Seek advice from a lecturer or tutor on this, if a topic is not already assigned. It is very common for students to bite off more than they can chew, simply because they have not realised the full breadth and complexity of an apparently simple topic. It is better to cover a tiny topic perfectly, than a huge topic superficially.
Look for a topic on which there is polarised opinion. It often helps to pick one in which a question is being asked, for example: Is a particular taxation policy beneficial or disadvantageous to a developing country?
When authors disagree, this provides an opportunity for you to enter the debate and argue for one side or another in your essay. Taking a hatchet to someone’s opinions (a) gives you something to write about, (b) is fun, (c) is the foundation of much modern scholarly writing.
Next topic: Step 2: Collect relevant material
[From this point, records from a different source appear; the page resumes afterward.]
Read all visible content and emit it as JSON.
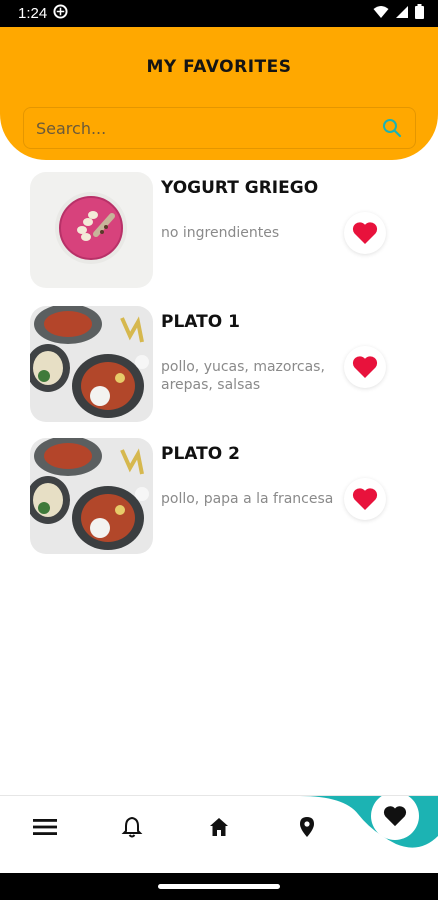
{
  "status_bar": {
    "time": "1:24"
  },
  "header": {
    "title": "MY FAVORITES"
  },
  "search": {
    "placeholder": "Search..."
  },
  "favorites": [
    {
      "title": "YOGURT GRIEGO",
      "description": "no ingrendientes",
      "image": "yogurt-bowl"
    },
    {
      "title": "PLATO 1",
      "description": "pollo, yucas, mazorcas, arepas, salsas",
      "image": "plates-dish"
    },
    {
      "title": "PLATO 2",
      "description": "pollo, papa a la francesa",
      "image": "plates-dish"
    }
  ],
  "bottom_nav": {
    "items": [
      "menu-icon",
      "bell-icon",
      "home-icon",
      "location-icon",
      "heart-icon"
    ],
    "active": "heart-icon"
  },
  "colors": {
    "header": "#FFA800",
    "heart": "#E8123C",
    "accent": "#1CB3B3"
  }
}
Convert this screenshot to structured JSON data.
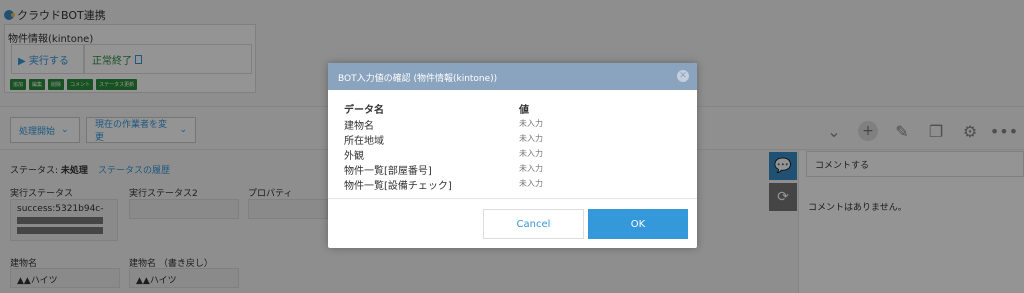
{
  "app": {
    "title": "クラウドBOT連携",
    "plugin_title": "物件情報(kintone)",
    "run_label": "▶ 実行する",
    "result_label": "正常終了",
    "mini_buttons": [
      "追加",
      "編集",
      "削除",
      "コメント",
      "ステータス更新"
    ],
    "process_button": "処理開始",
    "assignee_button": "現在の作業者を変更",
    "status_label": "ステータス:",
    "status_value": "未処理",
    "status_history": "ステータスの履歴",
    "fields": {
      "exec_status_label": "実行ステータス",
      "exec_status_value": "success:5321b94c-",
      "exec_status2_label": "実行ステータス2",
      "property_label": "プロパティ",
      "building_label": "建物名",
      "building_value": "▲▲ハイツ",
      "building_rewrite_label": "建物名 （書き戻し）",
      "building_rewrite_value": "▲▲ハイツ"
    },
    "comment_placeholder": "コメントする",
    "no_comments": "コメントはありません。"
  },
  "modal": {
    "title": "BOT入力値の確認 (物件情報(kintone))",
    "col_name": "データ名",
    "col_value": "値",
    "rows": [
      {
        "name": "建物名",
        "value": "未入力"
      },
      {
        "name": "所在地域",
        "value": "未入力"
      },
      {
        "name": "外観",
        "value": "未入力"
      },
      {
        "name": "物件一覧[部屋番号]",
        "value": "未入力"
      },
      {
        "name": "物件一覧[設備チェック]",
        "value": "未入力"
      }
    ],
    "cancel_label": "Cancel",
    "ok_label": "OK"
  },
  "colors": {
    "header": "#8aa3bf",
    "primary": "#3498db",
    "success": "#2a8a3e"
  }
}
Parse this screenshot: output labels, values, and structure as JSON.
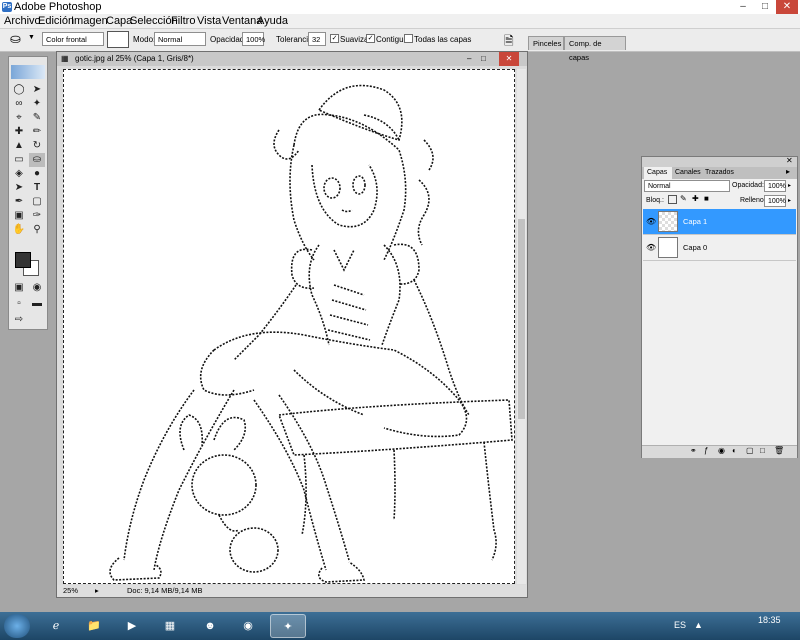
{
  "app": {
    "title": "Adobe Photoshop"
  },
  "menu": [
    "Archivo",
    "Edición",
    "Imagen",
    "Capa",
    "Selección",
    "Filtro",
    "Vista",
    "Ventana",
    "Ayuda"
  ],
  "options": {
    "fill_source": "Color frontal",
    "mode_label": "Modo:",
    "mode_value": "Normal",
    "opacity_label": "Opacidad:",
    "opacity_value": "100%",
    "tolerance_label": "Tolerancia:",
    "tolerance_value": "32",
    "antialias_label": "Suavizar",
    "contiguous_label": "Contiguo",
    "all_layers_label": "Todas las capas"
  },
  "palette_well": {
    "tabs": [
      "Pinceles",
      "Comp. de capas"
    ]
  },
  "document": {
    "title": "gotic.jpg al 25% (Capa 1, Gris/8*)",
    "zoom": "25%",
    "doc_info": "Doc: 9,14 MB/9,14 MB"
  },
  "layers_panel": {
    "tabs": [
      "Capas",
      "Canales",
      "Trazados"
    ],
    "blend_mode": "Normal",
    "opacity_label": "Opacidad:",
    "opacity_value": "100%",
    "lock_label": "Bloq.:",
    "fill_label": "Relleno:",
    "fill_value": "100%",
    "layers": [
      {
        "name": "Capa 1",
        "selected": true
      },
      {
        "name": "Capa 0",
        "selected": false
      }
    ]
  },
  "taskbar": {
    "language": "ES",
    "time": "18:35"
  },
  "colors": {
    "selection": "#3399ff",
    "taskbar": "#2a5780"
  }
}
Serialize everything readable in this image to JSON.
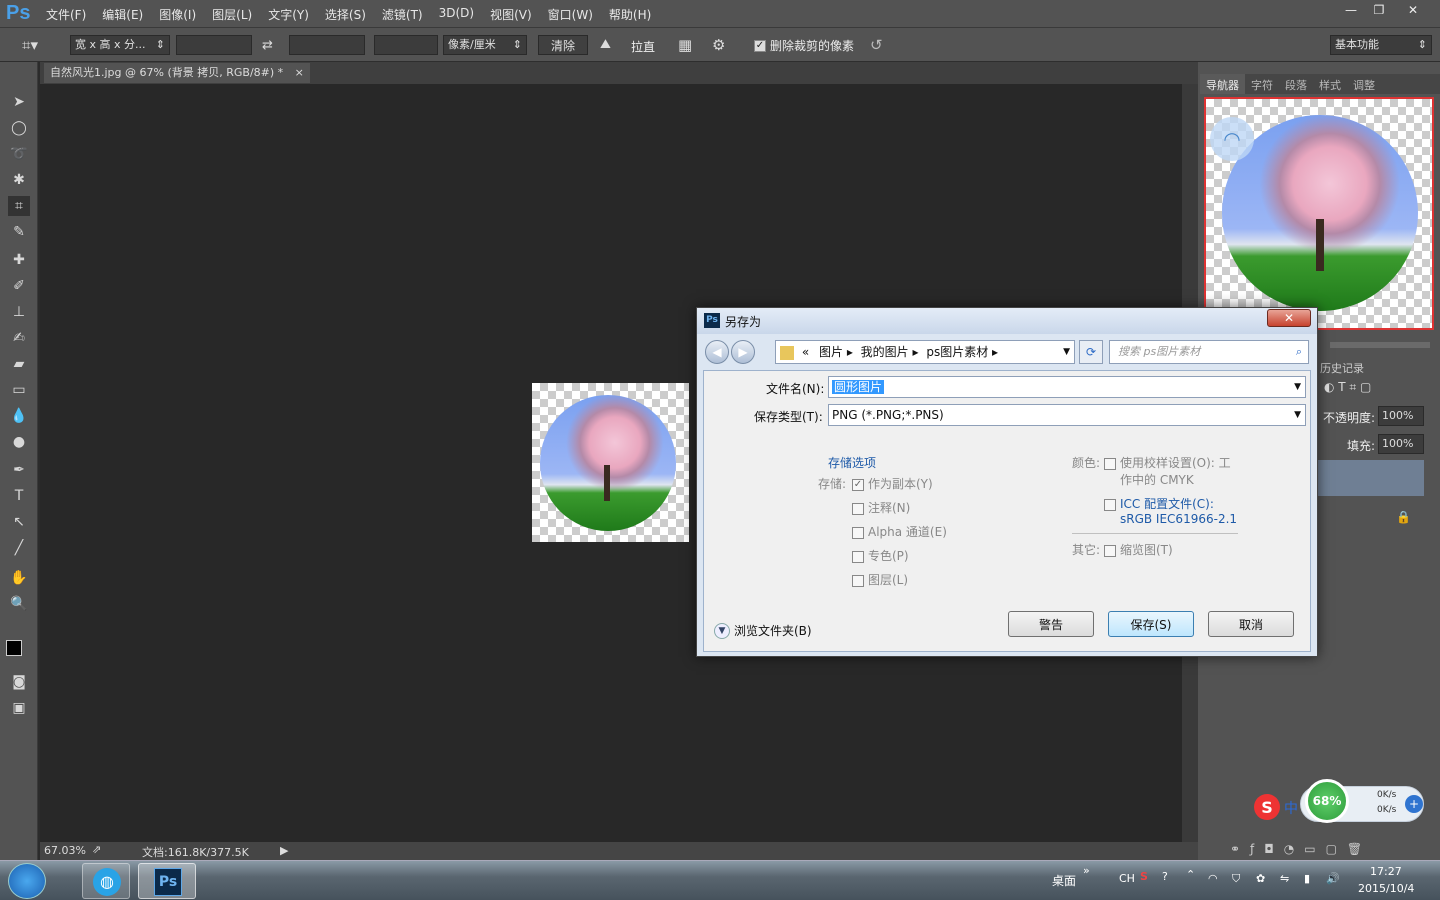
{
  "app": {
    "logo": "Ps",
    "menu": [
      "文件(F)",
      "编辑(E)",
      "图像(I)",
      "图层(L)",
      "文字(Y)",
      "选择(S)",
      "滤镜(T)",
      "3D(D)",
      "视图(V)",
      "窗口(W)",
      "帮助(H)"
    ],
    "win_controls": [
      "—",
      "❐",
      "✕"
    ]
  },
  "options": {
    "ratio_label": "宽 x 高 x 分...",
    "unit_label": "像素/厘米",
    "clear_label": "清除",
    "straighten_label": "拉直",
    "delete_cropped_label": "删除裁剪的像素",
    "delete_cropped_checked": true,
    "workspace_label": "基本功能"
  },
  "document": {
    "tab_title": "自然风光1.jpg @ 67% (背景 拷贝, RGB/8#) *",
    "tab_close": "×"
  },
  "status": {
    "zoom": "67.03%",
    "doc_info": "文档:161.8K/377.5K"
  },
  "panels": {
    "tabs": [
      "导航器",
      "字符",
      "段落",
      "样式",
      "调整"
    ],
    "history_label": "历史记录",
    "opacity_label": "不透明度:",
    "opacity_value": "100%",
    "fill_label": "填充:",
    "fill_value": "100%"
  },
  "dialog": {
    "title": "另存为",
    "title_icon": "Ps",
    "close": "✕",
    "breadcrumb": [
      "«",
      "图片",
      "我的图片",
      "ps图片素材"
    ],
    "search_placeholder": "搜索 ps图片素材",
    "filename_label": "文件名(N):",
    "filename_value": "圆形图片",
    "filetype_label": "保存类型(T):",
    "filetype_value": "PNG (*.PNG;*.PNS)",
    "save_options_label": "存储选项",
    "save_label": "存储:",
    "options": [
      {
        "label": "作为副本(Y)",
        "checked": true
      },
      {
        "label": "注释(N)",
        "checked": false
      },
      {
        "label": "Alpha 通道(E)",
        "checked": false
      },
      {
        "label": "专色(P)",
        "checked": false
      },
      {
        "label": "图层(L)",
        "checked": false
      }
    ],
    "color_label": "颜色:",
    "proof_label": "使用校样设置(O): 工",
    "proof_label2": "作中的 CMYK",
    "icc_label": "ICC 配置文件(C):",
    "icc_value": "sRGB IEC61966-2.1",
    "other_label": "其它:",
    "thumbnail_label": "缩览图(T)",
    "browse_label": "浏览文件夹(B)",
    "buttons": {
      "warning": "警告",
      "save": "保存(S)",
      "cancel": "取消"
    }
  },
  "widget": {
    "percent": "68%",
    "up": "0K/s",
    "down": "0K/s",
    "ime": "中"
  },
  "taskbar": {
    "desktop_label": "桌面",
    "lang": "CH",
    "time": "17:27",
    "date": "2015/10/4"
  }
}
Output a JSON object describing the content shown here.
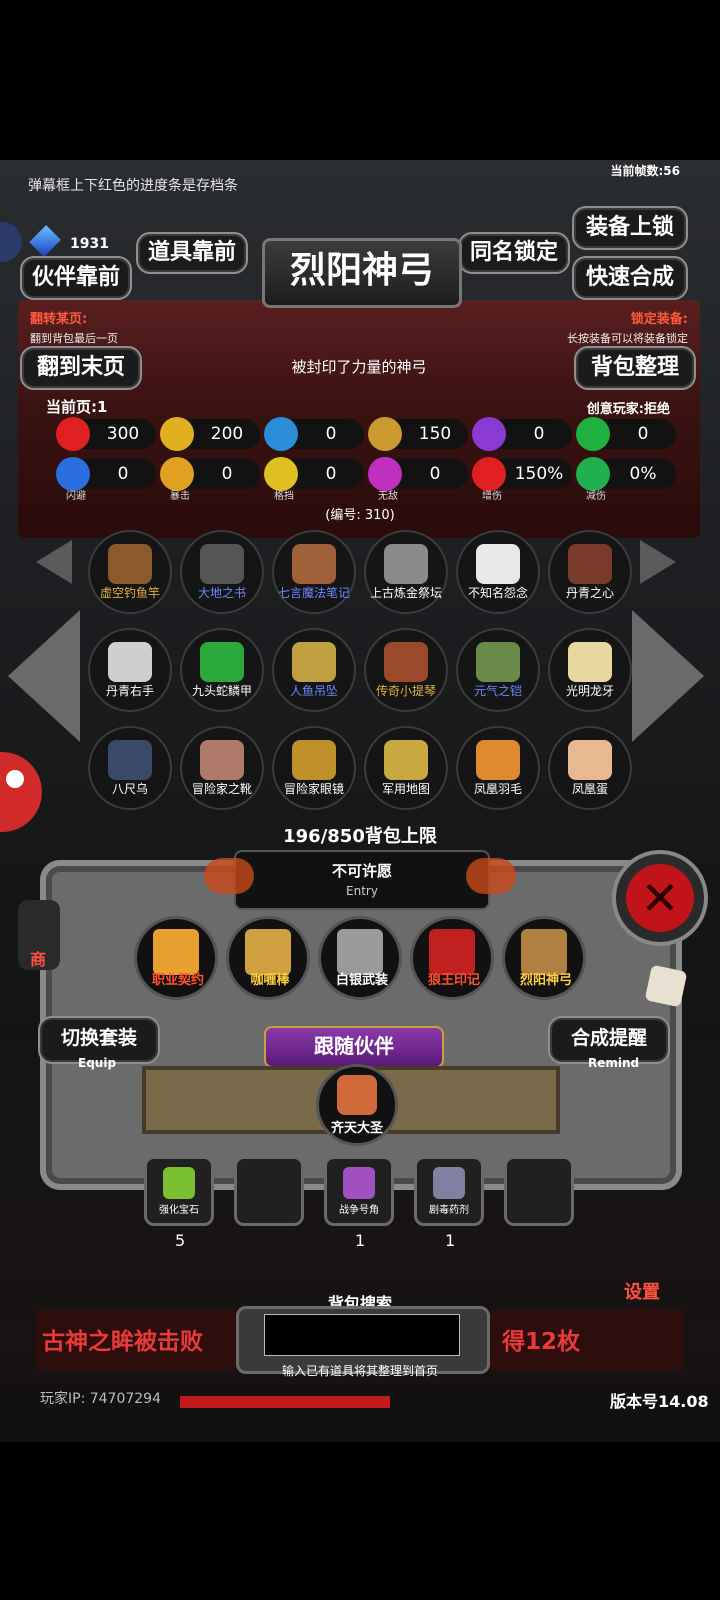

SAGE Research Methods Online (SRMO) can be found on our A-Z list of databases. It is a tool designed to help you create research projects and understand the methods behind them.
SRMO has a taxonomy of over 1,400 methods terms, showing the relationships between them. These terms link to full text content from:
- Over 600 books
- Dictionaries, encyclopedias, and handbooks
- The entire "Little Green Book" and "Little Blue Book" series
- Two major works collating a selection of journal articles